Problem to solve: Please restate every record below word for word and skip the pictures.
──────────────────────────────
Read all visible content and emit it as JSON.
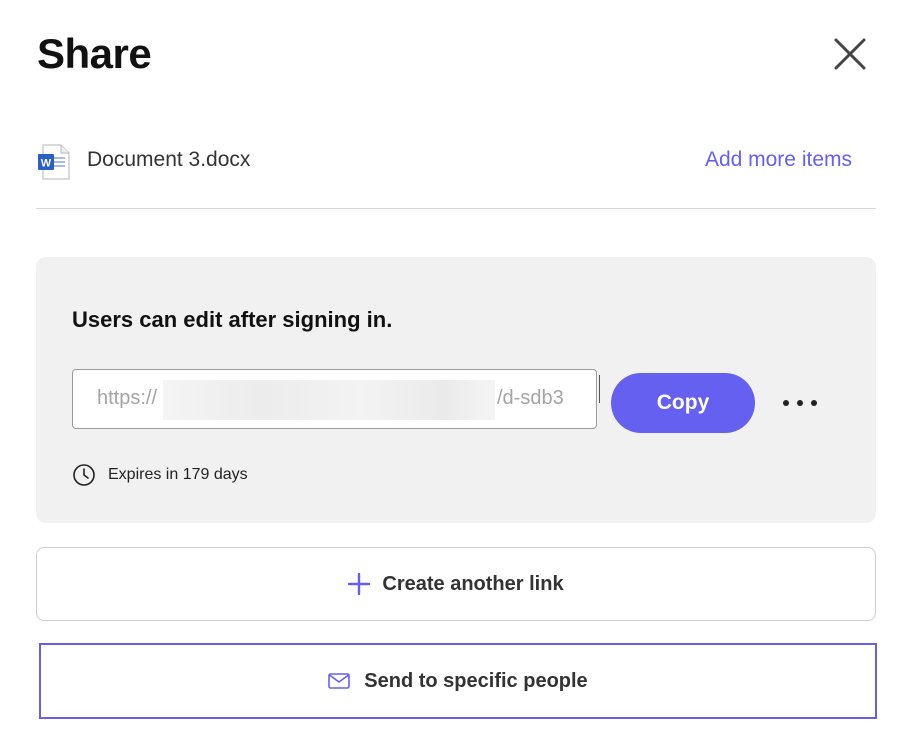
{
  "dialog": {
    "title": "Share",
    "close_icon": "close-icon"
  },
  "file": {
    "icon": "word-document-icon",
    "name": "Document 3.docx",
    "add_more_label": "Add more items"
  },
  "link_card": {
    "permission_text": "Users can edit after signing in.",
    "url_prefix": "https://",
    "url_suffix": "/d-sdb3",
    "copy_label": "Copy",
    "more_label": "•••",
    "expiry_icon": "clock-icon",
    "expiry_text": "Expires in 179 days"
  },
  "actions": {
    "create_link_icon": "plus-icon",
    "create_link_label": "Create another link",
    "send_icon": "mail-icon",
    "send_label": "Send to specific people"
  },
  "colors": {
    "accent": "#6560f0",
    "send_border": "#6a5ee8",
    "card_bg": "#f1f1f1"
  }
}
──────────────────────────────
Answer for the task:
Read all visible content and emit it as JSON.
{
  "dialog": {
    "title": "Share",
    "close_icon": "close-icon"
  },
  "file": {
    "icon": "word-document-icon",
    "name": "Document 3.docx",
    "add_more_label": "Add more items"
  },
  "link_card": {
    "permission_text": "Users can edit after signing in.",
    "url_prefix": "https://",
    "url_suffix": "/d-sdb3",
    "copy_label": "Copy",
    "more_label": "•••",
    "expiry_icon": "clock-icon",
    "expiry_text": "Expires in 179 days"
  },
  "actions": {
    "create_link_icon": "plus-icon",
    "create_link_label": "Create another link",
    "send_icon": "mail-icon",
    "send_label": "Send to specific people"
  },
  "colors": {
    "accent": "#6560f0",
    "send_border": "#6a5ee8",
    "card_bg": "#f1f1f1"
  }
}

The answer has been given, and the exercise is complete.